Return the records that follow, matching each one exactly.

Start of Dataset excerpts

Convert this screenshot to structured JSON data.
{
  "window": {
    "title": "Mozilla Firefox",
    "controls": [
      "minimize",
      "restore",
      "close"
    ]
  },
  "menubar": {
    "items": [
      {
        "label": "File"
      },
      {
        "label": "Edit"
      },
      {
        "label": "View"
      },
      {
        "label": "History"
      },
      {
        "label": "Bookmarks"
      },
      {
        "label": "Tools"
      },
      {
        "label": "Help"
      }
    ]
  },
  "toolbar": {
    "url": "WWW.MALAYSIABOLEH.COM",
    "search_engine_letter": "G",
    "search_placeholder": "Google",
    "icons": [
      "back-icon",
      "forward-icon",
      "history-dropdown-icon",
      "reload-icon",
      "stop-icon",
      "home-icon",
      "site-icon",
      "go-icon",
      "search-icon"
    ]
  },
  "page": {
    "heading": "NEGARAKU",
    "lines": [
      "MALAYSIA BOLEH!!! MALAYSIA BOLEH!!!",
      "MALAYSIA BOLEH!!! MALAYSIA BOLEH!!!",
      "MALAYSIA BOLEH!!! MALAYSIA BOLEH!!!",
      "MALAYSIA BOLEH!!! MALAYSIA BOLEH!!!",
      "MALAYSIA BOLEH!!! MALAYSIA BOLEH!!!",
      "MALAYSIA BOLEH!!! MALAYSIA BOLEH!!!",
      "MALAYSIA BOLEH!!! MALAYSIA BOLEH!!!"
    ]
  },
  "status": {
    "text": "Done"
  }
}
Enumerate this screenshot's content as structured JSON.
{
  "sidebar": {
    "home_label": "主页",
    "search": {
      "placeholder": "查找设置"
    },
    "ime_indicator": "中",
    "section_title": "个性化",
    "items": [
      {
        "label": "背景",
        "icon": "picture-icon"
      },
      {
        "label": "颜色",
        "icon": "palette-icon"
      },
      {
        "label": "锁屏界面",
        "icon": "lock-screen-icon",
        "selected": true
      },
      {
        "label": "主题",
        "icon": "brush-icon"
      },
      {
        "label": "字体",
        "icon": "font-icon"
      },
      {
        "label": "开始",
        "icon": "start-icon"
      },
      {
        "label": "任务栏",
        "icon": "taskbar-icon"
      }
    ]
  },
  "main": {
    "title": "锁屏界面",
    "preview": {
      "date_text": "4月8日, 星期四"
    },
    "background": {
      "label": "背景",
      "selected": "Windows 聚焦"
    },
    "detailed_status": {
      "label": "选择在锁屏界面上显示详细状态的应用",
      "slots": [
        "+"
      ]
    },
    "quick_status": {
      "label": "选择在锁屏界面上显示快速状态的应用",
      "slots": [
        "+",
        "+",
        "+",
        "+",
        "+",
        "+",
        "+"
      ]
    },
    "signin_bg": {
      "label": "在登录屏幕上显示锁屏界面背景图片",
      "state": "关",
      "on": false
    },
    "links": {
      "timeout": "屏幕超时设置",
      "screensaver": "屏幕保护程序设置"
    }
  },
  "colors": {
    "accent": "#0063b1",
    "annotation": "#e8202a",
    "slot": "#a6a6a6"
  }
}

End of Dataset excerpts

## Answer to this task
Convert this screenshot to structured JSON data.
{
  "window": {
    "title": "Mozilla Firefox",
    "controls": [
      "minimize",
      "restore",
      "close"
    ]
  },
  "menubar": {
    "items": [
      {
        "label": "File"
      },
      {
        "label": "Edit"
      },
      {
        "label": "View"
      },
      {
        "label": "History"
      },
      {
        "label": "Bookmarks"
      },
      {
        "label": "Tools"
      },
      {
        "label": "Help"
      }
    ]
  },
  "toolbar": {
    "url": "WWW.MALAYSIABOLEH.COM",
    "search_engine_letter": "G",
    "search_placeholder": "Google",
    "icons": [
      "back-icon",
      "forward-icon",
      "history-dropdown-icon",
      "reload-icon",
      "stop-icon",
      "home-icon",
      "site-icon",
      "go-icon",
      "search-icon"
    ]
  },
  "page": {
    "heading": "NEGARAKU",
    "lines": [
      "MALAYSIA BOLEH!!! MALAYSIA BOLEH!!!",
      "MALAYSIA BOLEH!!! MALAYSIA BOLEH!!!",
      "MALAYSIA BOLEH!!! MALAYSIA BOLEH!!!",
      "MALAYSIA BOLEH!!! MALAYSIA BOLEH!!!",
      "MALAYSIA BOLEH!!! MALAYSIA BOLEH!!!",
      "MALAYSIA BOLEH!!! MALAYSIA BOLEH!!!",
      "MALAYSIA BOLEH!!! MALAYSIA BOLEH!!!"
    ]
  },
  "status": {
    "text": "Done"
  }
}
Enumerate this screenshot's content as structured JSON.
{
  "sidebar": {
    "home_label": "主页",
    "search": {
      "placeholder": "查找设置"
    },
    "ime_indicator": "中",
    "section_title": "个性化",
    "items": [
      {
        "label": "背景",
        "icon": "picture-icon"
      },
      {
        "label": "颜色",
        "icon": "palette-icon"
      },
      {
        "label": "锁屏界面",
        "icon": "lock-screen-icon",
        "selected": true
      },
      {
        "label": "主题",
        "icon": "brush-icon"
      },
      {
        "label": "字体",
        "icon": "font-icon"
      },
      {
        "label": "开始",
        "icon": "start-icon"
      },
      {
        "label": "任务栏",
        "icon": "taskbar-icon"
      }
    ]
  },
  "main": {
    "title": "锁屏界面",
    "preview": {
      "date_text": "4月8日, 星期四"
    },
    "background": {
      "label": "背景",
      "selected": "Windows 聚焦"
    },
    "detailed_status": {
      "label": "选择在锁屏界面上显示详细状态的应用",
      "slots": [
        "+"
      ]
    },
    "quick_status": {
      "label": "选择在锁屏界面上显示快速状态的应用",
      "slots": [
        "+",
        "+",
        "+",
        "+",
        "+",
        "+",
        "+"
      ]
    },
    "signin_bg": {
      "label": "在登录屏幕上显示锁屏界面背景图片",
      "state": "关",
      "on": false
    },
    "links": {
      "timeout": "屏幕超时设置",
      "screensaver": "屏幕保护程序设置"
    }
  },
  "colors": {
    "accent": "#0063b1",
    "annotation": "#e8202a",
    "slot": "#a6a6a6"
  }
}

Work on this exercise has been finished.